1 to 1 1/4 lb. ground turkey
3 green onions, chopped
2 TBSP chopped fresh mint
2 TBSP chopped fresh cilantro
1 large egg, lightly beaten
2 cloves garlic, minced
1 tsp. ground cumin
1 tsp. Kosher salt
1/2 tsp. freshly ground black pepper
1/4 tsp. Cayenne pepper
4 TBSP canola oil
16-18 Hawaiian sweet rolls or slider buns

1.  Make the sauce by whisking all ingredients together in a small bowl.  Set aside if making burgers immediately or cover and refrigerate until ready to use.  (Can be made the night before.)

2.  Preheat oven to 425° F.  If desired, prepare a rimmed baking sheet by lining it with parchment paper.

3.  Wrap the zucchini in a lint-free kitchen towel and wring out over the sink to remove as much moisture as possible.

4.  To form the burger patties, combine all ingredients except the oil in a large bowl.  Mix together with your hands until thoroughly combined but not overworked.  Form into 16-18 small patties, each weighing approximately 1.5 oz.  (I used a standard-sized kitchen scoop to scoop loose balls of burger mixture and got exactly 16 patties.) 

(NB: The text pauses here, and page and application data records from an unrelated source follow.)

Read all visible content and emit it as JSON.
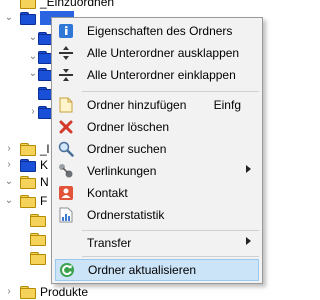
{
  "tree": {
    "top_label": "_Einzuordnen",
    "partial_labels": [
      "_l",
      "K",
      "N",
      "F"
    ],
    "bottom_label": "Produkte"
  },
  "menu": {
    "items": [
      {
        "label": "Eigenschaften des Ordners",
        "icon": "info-icon"
      },
      {
        "label": "Alle Unterordner ausklappen",
        "icon": "expand-all-icon"
      },
      {
        "label": "Alle Unterordner einklappen",
        "icon": "collapse-all-icon"
      },
      {
        "label": "Ordner hinzufügen",
        "shortcut": "Einfg",
        "icon": "add-folder-icon"
      },
      {
        "label": "Ordner löschen",
        "icon": "delete-icon"
      },
      {
        "label": "Ordner suchen",
        "icon": "search-icon"
      },
      {
        "label": "Verlinkungen",
        "icon": "link-icon",
        "submenu": true
      },
      {
        "label": "Kontakt",
        "icon": "contact-icon"
      },
      {
        "label": "Ordnerstatistik",
        "icon": "statistics-icon"
      },
      {
        "label": "Transfer",
        "submenu": true
      },
      {
        "label": "Ordner aktualisieren",
        "icon": "refresh-icon",
        "highlighted": true
      }
    ]
  },
  "colors": {
    "menu_background": "#f2f2f2",
    "highlight": "#cce4f7",
    "folder_blue": "#1a4fd8",
    "folder_yellow": "#f5d35a"
  }
}
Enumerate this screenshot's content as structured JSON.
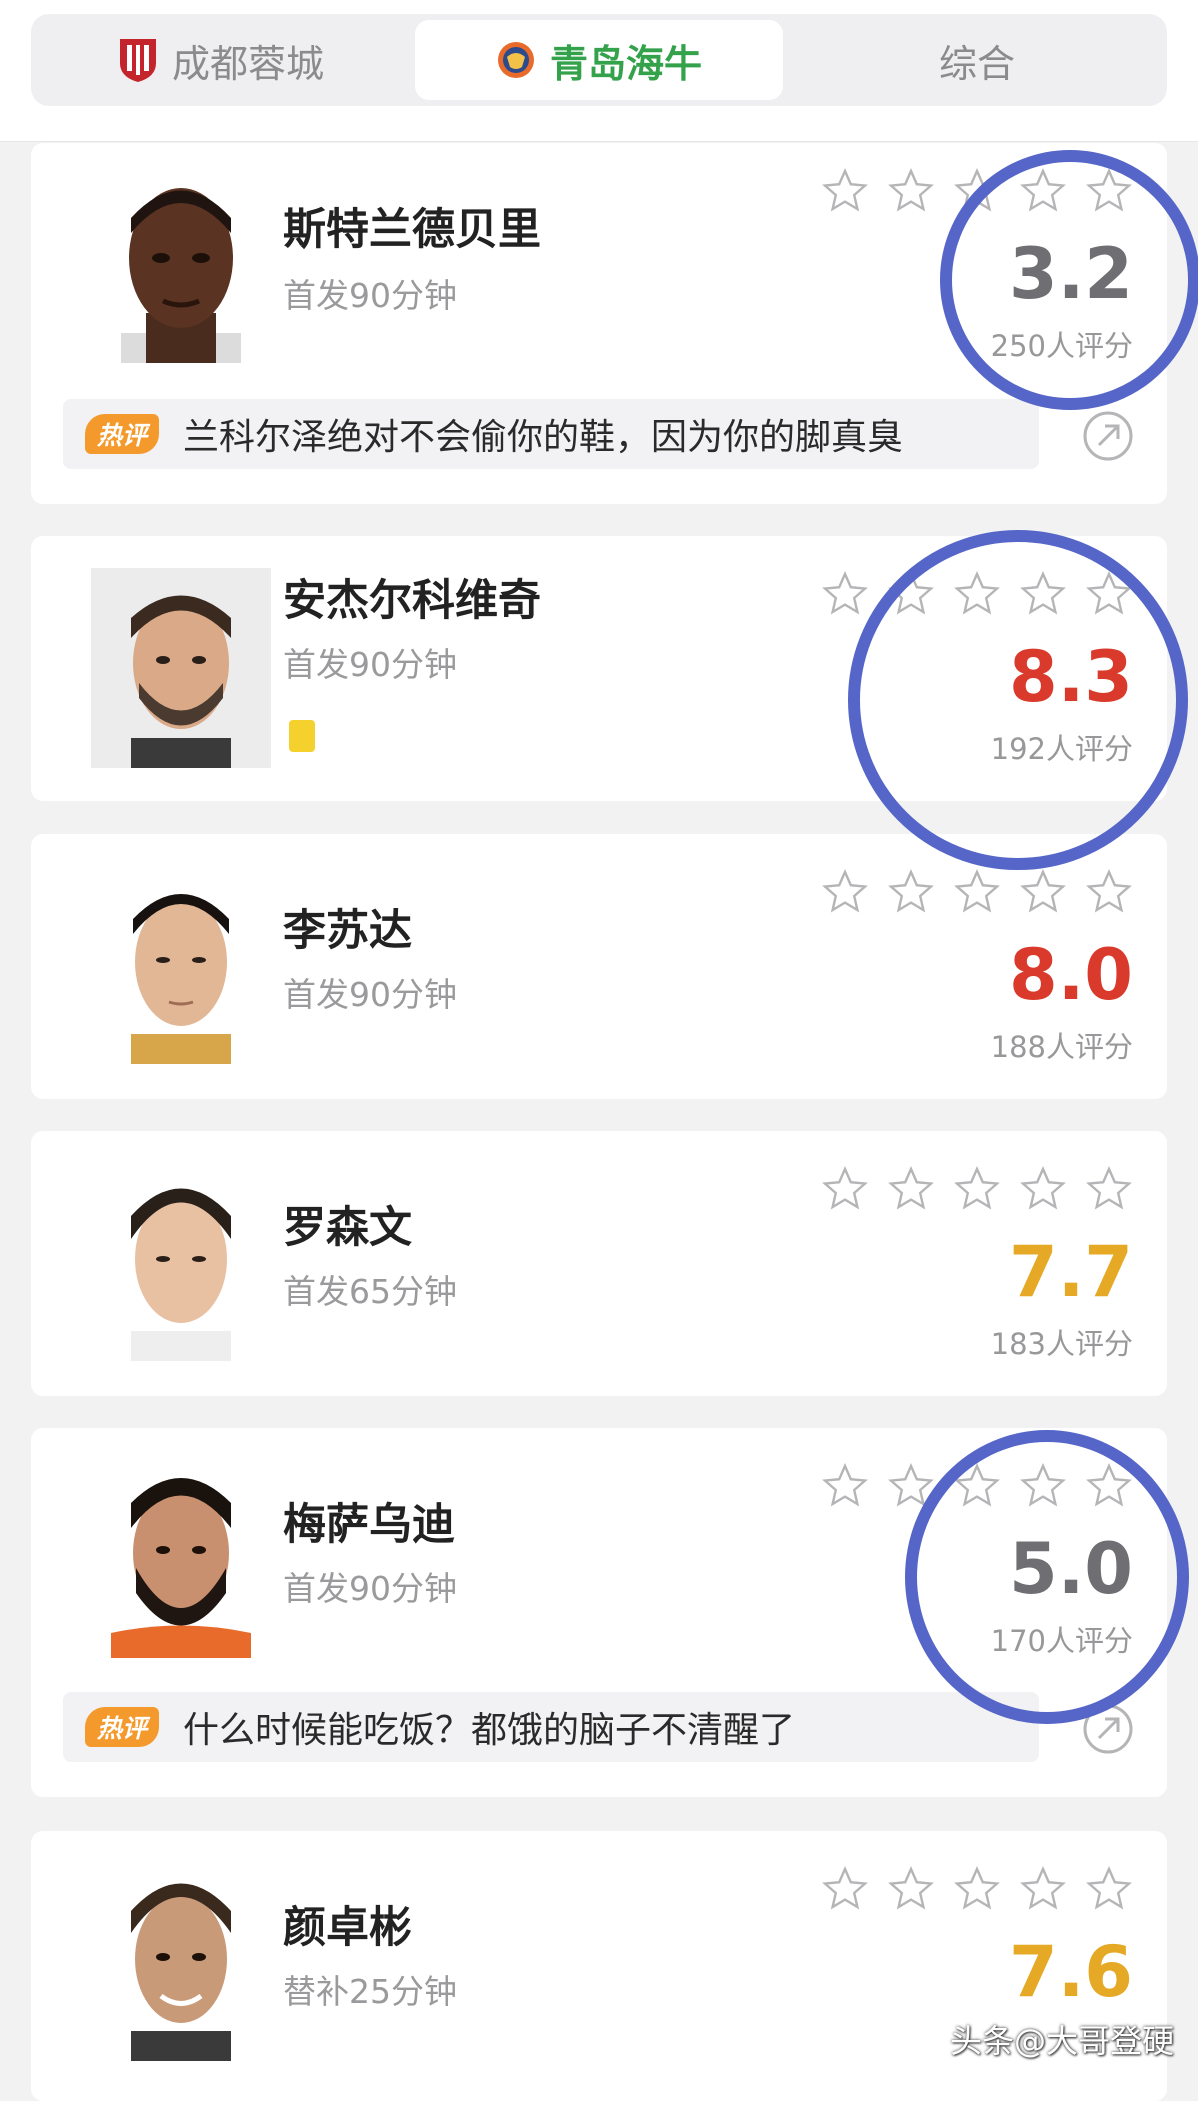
{
  "tabs": [
    {
      "label": "成都蓉城",
      "icon": "chengdu-shield-icon",
      "active": false
    },
    {
      "label": "青岛海牛",
      "icon": "qingdao-badge-icon",
      "active": true
    },
    {
      "label": "综合",
      "active": false
    }
  ],
  "colors": {
    "active_tab": "#33a24a",
    "score_red": "#d93a2b",
    "score_gold": "#e5a925",
    "score_gray": "#6f6f73",
    "annotation_circle": "#5566c8",
    "hot_badge": "#f49a2d",
    "yellow_card": "#f5d12e"
  },
  "hot_badge_label": "热评",
  "players": [
    {
      "name": "斯特兰德贝里",
      "minutes": "首发90分钟",
      "score": "3.2",
      "raters": "250人评分",
      "comment": "兰科尔泽绝对不会偷你的鞋，因为你的脚真臭",
      "yellow_card": false
    },
    {
      "name": "安杰尔科维奇",
      "minutes": "首发90分钟",
      "score": "8.3",
      "raters": "192人评分",
      "comment": "",
      "yellow_card": true
    },
    {
      "name": "李苏达",
      "minutes": "首发90分钟",
      "score": "8.0",
      "raters": "188人评分",
      "comment": "",
      "yellow_card": false
    },
    {
      "name": "罗森文",
      "minutes": "首发65分钟",
      "score": "7.7",
      "raters": "183人评分",
      "comment": "",
      "yellow_card": false
    },
    {
      "name": "梅萨乌迪",
      "minutes": "首发90分钟",
      "score": "5.0",
      "raters": "170人评分",
      "comment": "什么时候能吃饭？都饿的脑子不清醒了",
      "yellow_card": false
    },
    {
      "name": "颜卓彬",
      "minutes": "替补25分钟",
      "score": "7.6",
      "raters": "",
      "comment": "",
      "yellow_card": false
    }
  ],
  "watermark": "头条@大哥登硬"
}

5.  Heat a large saucepan over medium-high heat and add 2 TBSP of the oil.  Carefully add about half the patties to the pan and cook two minutes on each side.  When done, remove and place on the baking sheet.  Add the remaining oil and repeat with the other half of the patties.

6.  When all the patties are on the baking sheet, place in the oven and bake for 5-7 minutes.

Yield: 16-18 sliders